Friday, September 21, 2012

Erin top - free pattern!

Here is a Tunisian crochet top I worked out recently.  It couldn't be more simple!  It's just two large rectangles, seamed together on the sides and at the top.

Experience Level:
Beginner +

Finished chest measurements approximately 31” (35”, 39”, 43”, 47”, 51”)
Sizes XS (S, M, L, XL, XXL)

4 (4, 4, 5, 5, 6) balls Plymouth Encore DK, 75% Acrylic, 25% Wool, 50g (1.75 oz)/137m (150 yds), color Christmas Green
5.00mm H Tunisian hook, or hook required to obtain gauge

Gauge: 15 stitches X 16 rows = 4”, in Tunisian reverse stitch.  

Ch - chain
ExTks - extended Tunisian knit stitch.  Insert hook knitwise (from front to back, through fabric), pull up loop, ch 1
ExTrs - extended Tunisian reverse stitch.  Insert hook from right to left, through back of stitch, pull up loop, ch 1
Trs - Tunisian reverse stitch
Sl st - slip stitch

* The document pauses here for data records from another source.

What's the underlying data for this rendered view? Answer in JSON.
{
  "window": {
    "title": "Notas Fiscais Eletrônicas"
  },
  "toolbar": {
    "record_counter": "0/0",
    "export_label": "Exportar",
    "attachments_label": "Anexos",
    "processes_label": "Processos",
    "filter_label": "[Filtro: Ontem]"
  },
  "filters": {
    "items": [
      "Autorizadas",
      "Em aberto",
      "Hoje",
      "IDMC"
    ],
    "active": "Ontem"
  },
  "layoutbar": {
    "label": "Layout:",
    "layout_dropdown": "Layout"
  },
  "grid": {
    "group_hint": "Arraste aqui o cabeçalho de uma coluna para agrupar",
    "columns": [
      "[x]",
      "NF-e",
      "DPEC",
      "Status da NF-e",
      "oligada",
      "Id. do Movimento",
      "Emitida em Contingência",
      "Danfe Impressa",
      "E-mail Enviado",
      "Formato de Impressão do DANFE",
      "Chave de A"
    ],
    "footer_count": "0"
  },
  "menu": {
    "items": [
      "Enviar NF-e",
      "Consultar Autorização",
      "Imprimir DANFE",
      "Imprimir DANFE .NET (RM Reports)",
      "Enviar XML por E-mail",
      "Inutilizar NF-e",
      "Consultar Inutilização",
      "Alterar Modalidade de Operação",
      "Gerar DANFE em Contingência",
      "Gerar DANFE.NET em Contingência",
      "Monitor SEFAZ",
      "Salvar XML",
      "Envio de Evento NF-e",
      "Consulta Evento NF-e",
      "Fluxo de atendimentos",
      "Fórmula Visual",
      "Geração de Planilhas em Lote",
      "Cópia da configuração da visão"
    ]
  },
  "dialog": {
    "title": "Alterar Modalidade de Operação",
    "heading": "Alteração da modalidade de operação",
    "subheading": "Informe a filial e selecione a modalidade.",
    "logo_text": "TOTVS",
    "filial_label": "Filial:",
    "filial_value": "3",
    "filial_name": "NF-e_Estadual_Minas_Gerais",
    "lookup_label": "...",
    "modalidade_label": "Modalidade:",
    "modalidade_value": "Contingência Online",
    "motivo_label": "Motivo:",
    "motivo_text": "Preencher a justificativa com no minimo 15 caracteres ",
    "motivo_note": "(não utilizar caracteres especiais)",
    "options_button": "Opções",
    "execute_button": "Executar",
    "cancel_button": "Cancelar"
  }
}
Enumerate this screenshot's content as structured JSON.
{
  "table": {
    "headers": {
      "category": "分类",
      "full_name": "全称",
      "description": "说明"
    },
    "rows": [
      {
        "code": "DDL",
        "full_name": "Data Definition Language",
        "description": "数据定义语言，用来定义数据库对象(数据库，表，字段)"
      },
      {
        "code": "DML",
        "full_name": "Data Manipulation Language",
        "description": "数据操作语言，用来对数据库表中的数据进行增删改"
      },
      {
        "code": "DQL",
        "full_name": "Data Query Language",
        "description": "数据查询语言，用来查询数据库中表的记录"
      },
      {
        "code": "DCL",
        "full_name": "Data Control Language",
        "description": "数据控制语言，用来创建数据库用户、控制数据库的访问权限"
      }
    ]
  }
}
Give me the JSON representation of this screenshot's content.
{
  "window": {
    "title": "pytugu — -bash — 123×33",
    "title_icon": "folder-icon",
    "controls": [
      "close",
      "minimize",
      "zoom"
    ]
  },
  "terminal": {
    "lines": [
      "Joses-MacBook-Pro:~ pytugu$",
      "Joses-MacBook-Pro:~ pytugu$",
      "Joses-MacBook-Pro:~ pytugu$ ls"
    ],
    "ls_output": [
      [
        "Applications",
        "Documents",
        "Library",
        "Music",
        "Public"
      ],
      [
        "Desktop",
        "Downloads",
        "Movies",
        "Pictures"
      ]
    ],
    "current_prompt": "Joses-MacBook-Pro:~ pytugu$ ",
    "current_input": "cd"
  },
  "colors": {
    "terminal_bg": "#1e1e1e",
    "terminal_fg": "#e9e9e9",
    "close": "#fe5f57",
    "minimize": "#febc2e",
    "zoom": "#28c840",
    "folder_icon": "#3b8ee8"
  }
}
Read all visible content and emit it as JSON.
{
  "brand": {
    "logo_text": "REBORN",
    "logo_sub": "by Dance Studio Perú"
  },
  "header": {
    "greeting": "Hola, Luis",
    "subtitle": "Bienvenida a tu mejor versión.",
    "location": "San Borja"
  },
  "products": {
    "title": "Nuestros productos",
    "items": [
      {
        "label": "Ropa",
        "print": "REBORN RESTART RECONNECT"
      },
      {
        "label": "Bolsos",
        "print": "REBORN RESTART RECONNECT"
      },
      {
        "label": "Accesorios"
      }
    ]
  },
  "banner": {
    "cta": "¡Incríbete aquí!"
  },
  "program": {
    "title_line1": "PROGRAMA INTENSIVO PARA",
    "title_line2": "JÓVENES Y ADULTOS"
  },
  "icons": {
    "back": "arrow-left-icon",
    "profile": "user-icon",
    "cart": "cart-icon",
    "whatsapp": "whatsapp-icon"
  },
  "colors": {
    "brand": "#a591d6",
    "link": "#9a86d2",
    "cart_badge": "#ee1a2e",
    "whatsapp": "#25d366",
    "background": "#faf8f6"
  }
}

  • This pattern is written to be worked flat and then seamed.
  • Pattern is written for size XS, with all other sizes noted in ( ).
  • All return rows are completed as normal (ch 1, y/o and pull through two loops for remainder of row).
  • Note that the loop on the hook at the beginning of each row is always the first stitch, and that the last stitch of each row is always tks (or an extended stitch).

Make 2
Ch 56 (65, 71, 79, 86, 94)
Row 1:  Pull up loop in each stitch across.
Rows 2 - 4:  Trs each stitch across. 
Row 5:  Ch 1, ExTrs in each stitch across.
Rows 6 - 8:  Ch 1, ExTks in each stitch across.
Repeat Rows 2 - 8:  7 (7, 8, 8, 9, 9) more times.
Repeat Rows 2 - 4: one more time (all sizes).

Loosely bind off using sl st (as if making a Trs).

Block each rectangle to the following dimensions
XS - 15.5” wide X 21” long
S - 17.5” wide X 21” long
M - 19.5” wide X 22” long
L - 21.5” wide X 22” long
XL - 23.5” wide X 23” long
XL - 25.5” wide X 23” long

With right sides together, seam 11” (11”, 11.5”, 11.5”, 12”, 12”) from bottom hem, up the sides.  Leave remaining fabric unseamed for armhole.
With right sides together, seam 4” (4”, 4.25”, 4.25”. 4.5”, 4.5”) from the top of each rectangle, forming the shoulders.

Turn right side out, and enjoy this simple mesh top, suitable for so many summer occasions!

See what I've been up to!

I can't believe it's been since May that I last posted.  So much has happened since then.  I've had four crochet patterns published in 2 magazines, partnered up with a yarn company, have several more patterns coming out in magazines over the next few months, and squeezed out a few independent patterns.  All this while trying to juggle three kids and their sports, a husband who works a lot, and committing myself to the gym daily.  OK, well not daily, but at least semi-weekly. 

I thought I would take this opportunity to show off some of my work and re-dedicate myself to blogging now and then.  If you are interested in purchasing any of my for-sale patterns, click on the link to my Ravlery shop, at right.  All my free patterns are also here on this blog, and you can look for them in the Search box, using the tag "free pattern."

On to the good stuff!

I was lucky enough to get to work with Yarns of Italy on two projects.  One is still under construction as it is a sweater, but here is a picture of the other, my Tunisian Shells Wrap:

I used their Marasca sock yarn, which was absolutely wonderful!  This shawl is done in Tunisian lace.  If you haven't tried it before, don't be afraid!  It's just another tool to add to your crochet arsenal.  ;)

One of my patterns was published in Crochet! magazine, as well!  Also Tunisian, also super fun!  

(c) Annie's

And, if that wasn't exciting enough, I've also been published in Inside Crochet three times this year (so far!) - and one of those patterns made the cover!  Well, two actually, but one was just a small snapshot.  

Tunisian crochet + broomstick lace = cover!

Tunisian crochet with corrugated ribbing

Regular crochet with fun ruffles!

 As I said, I also put together a few independent patterns as well.  Some are not published yet, but here is a fun freebie!  I will share the details about it in a separate blog post.

Whew!  There is more, I am sure, but I'll get around to that later.  For now, happy hooking!